### The data:
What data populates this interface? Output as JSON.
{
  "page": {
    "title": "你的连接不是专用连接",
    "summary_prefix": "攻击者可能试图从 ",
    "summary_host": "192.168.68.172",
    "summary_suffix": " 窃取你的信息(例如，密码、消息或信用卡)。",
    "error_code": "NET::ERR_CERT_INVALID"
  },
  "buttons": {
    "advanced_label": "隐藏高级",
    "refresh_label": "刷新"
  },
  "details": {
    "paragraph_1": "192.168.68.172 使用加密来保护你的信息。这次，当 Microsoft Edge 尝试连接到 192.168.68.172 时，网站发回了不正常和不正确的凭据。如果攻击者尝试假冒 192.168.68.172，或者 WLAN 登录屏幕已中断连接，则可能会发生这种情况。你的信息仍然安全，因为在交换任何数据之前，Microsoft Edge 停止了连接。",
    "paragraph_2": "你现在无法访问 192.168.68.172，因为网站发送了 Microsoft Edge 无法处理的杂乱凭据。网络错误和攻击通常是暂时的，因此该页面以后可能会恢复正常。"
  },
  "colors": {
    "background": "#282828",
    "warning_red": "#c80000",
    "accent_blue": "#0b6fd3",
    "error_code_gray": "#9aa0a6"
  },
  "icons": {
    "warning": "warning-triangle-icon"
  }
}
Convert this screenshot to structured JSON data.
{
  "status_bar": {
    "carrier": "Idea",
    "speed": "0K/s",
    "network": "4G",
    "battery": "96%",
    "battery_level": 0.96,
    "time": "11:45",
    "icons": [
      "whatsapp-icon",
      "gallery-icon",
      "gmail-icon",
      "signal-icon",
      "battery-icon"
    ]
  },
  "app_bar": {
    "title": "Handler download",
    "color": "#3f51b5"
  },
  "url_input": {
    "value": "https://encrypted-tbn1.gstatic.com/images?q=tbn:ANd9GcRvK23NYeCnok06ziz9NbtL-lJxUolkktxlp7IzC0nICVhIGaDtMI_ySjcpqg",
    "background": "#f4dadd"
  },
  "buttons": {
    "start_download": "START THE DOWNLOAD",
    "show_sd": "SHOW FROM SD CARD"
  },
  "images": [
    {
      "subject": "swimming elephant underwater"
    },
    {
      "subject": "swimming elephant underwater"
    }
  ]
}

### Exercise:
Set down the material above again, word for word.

### Task output:
What data populates this interface? Output as JSON.
{
  "page": {
    "title": "你的连接不是专用连接",
    "summary_prefix": "攻击者可能试图从 ",
    "summary_host": "192.168.68.172",
    "summary_suffix": " 窃取你的信息(例如，密码、消息或信用卡)。",
    "error_code": "NET::ERR_CERT_INVALID"
  },
  "buttons": {
    "advanced_label": "隐藏高级",
    "refresh_label": "刷新"
  },
  "details": {
    "paragraph_1": "192.168.68.172 使用加密来保护你的信息。这次，当 Microsoft Edge 尝试连接到 192.168.68.172 时，网站发回了不正常和不正确的凭据。如果攻击者尝试假冒 192.168.68.172，或者 WLAN 登录屏幕已中断连接，则可能会发生这种情况。你的信息仍然安全，因为在交换任何数据之前，Microsoft Edge 停止了连接。",
    "paragraph_2": "你现在无法访问 192.168.68.172，因为网站发送了 Microsoft Edge 无法处理的杂乱凭据。网络错误和攻击通常是暂时的，因此该页面以后可能会恢复正常。"
  },
  "colors": {
    "background": "#282828",
    "warning_red": "#c80000",
    "accent_blue": "#0b6fd3",
    "error_code_gray": "#9aa0a6"
  },
  "icons": {
    "warning": "warning-triangle-icon"
  }
}
Convert this screenshot to structured JSON data.
{
  "status_bar": {
    "carrier": "Idea",
    "speed": "0K/s",
    "network": "4G",
    "battery": "96%",
    "battery_level": 0.96,
    "time": "11:45",
    "icons": [
      "whatsapp-icon",
      "gallery-icon",
      "gmail-icon",
      "signal-icon",
      "battery-icon"
    ]
  },
  "app_bar": {
    "title": "Handler download",
    "color": "#3f51b5"
  },
  "url_input": {
    "value": "https://encrypted-tbn1.gstatic.com/images?q=tbn:ANd9GcRvK23NYeCnok06ziz9NbtL-lJxUolkktxlp7IzC0nICVhIGaDtMI_ySjcpqg",
    "background": "#f4dadd"
  },
  "buttons": {
    "start_download": "START THE DOWNLOAD",
    "show_sd": "SHOW FROM SD CARD"
  },
  "images": [
    {
      "subject": "swimming elephant underwater"
    },
    {
      "subject": "swimming elephant underwater"
    }
  ]
}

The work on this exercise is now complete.